BEWARE THE COUNTERPUNCH

WHAT HAPPENS WHEN A PRESCRIPTION OFFENDS A PHARMACIST'S BELIEFS?

Michelle Crider, 28, was speechless. The pharmacist had just said, "No." The married mother of a two-year-old daughter, Crider was concerned that she might become pregnant after having intercourse with her husband. She called her doctor, who prescribed a so-called morning-after formula: four birth-control pills to prevent implantation of a fertilized egg, a use consistent with recent regulations from the Food and Drug Administration. Then the doctor called Crider back: the pharmacy manager at Longs Drug Store in Temecula, California, had refused to fill the order, citing his moral beliefs.

The pharmacist, John Boling, had support. The 6,000-member California Pharmacists Association...

Want the full story?

Subscribe Now

Subscribe
Subscribe

Get TIME the way you want it

  • One Week Digital Pass — $4.99
  • Monthly Pay-As-You-Go DIGITAL ACCESS$2.99
  • One Year ALL ACCESSJust $30!   Best Deal!
    Print Magazine + Digital Edition + Subscriber-only Content on TIME.com

Learn more about the benefits of being a TIME subscriber

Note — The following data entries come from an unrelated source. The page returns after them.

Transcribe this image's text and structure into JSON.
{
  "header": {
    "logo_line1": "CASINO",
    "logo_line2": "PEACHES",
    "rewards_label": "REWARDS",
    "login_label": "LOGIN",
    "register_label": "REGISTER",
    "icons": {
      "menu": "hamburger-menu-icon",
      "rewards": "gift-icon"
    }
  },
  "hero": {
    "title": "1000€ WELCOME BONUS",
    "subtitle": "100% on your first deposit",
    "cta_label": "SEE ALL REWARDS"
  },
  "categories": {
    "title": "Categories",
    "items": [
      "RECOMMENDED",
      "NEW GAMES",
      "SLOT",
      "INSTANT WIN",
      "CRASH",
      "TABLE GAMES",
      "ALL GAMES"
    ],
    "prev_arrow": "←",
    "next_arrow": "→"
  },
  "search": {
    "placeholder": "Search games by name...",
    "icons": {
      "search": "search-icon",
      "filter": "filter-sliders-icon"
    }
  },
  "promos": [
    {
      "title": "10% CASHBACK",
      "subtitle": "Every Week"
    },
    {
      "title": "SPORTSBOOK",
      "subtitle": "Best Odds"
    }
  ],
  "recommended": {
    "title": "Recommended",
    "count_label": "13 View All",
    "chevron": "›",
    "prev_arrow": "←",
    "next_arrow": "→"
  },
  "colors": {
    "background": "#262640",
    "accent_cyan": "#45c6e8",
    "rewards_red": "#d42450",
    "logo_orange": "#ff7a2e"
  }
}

If you are already a subscriber sign up — registration is free!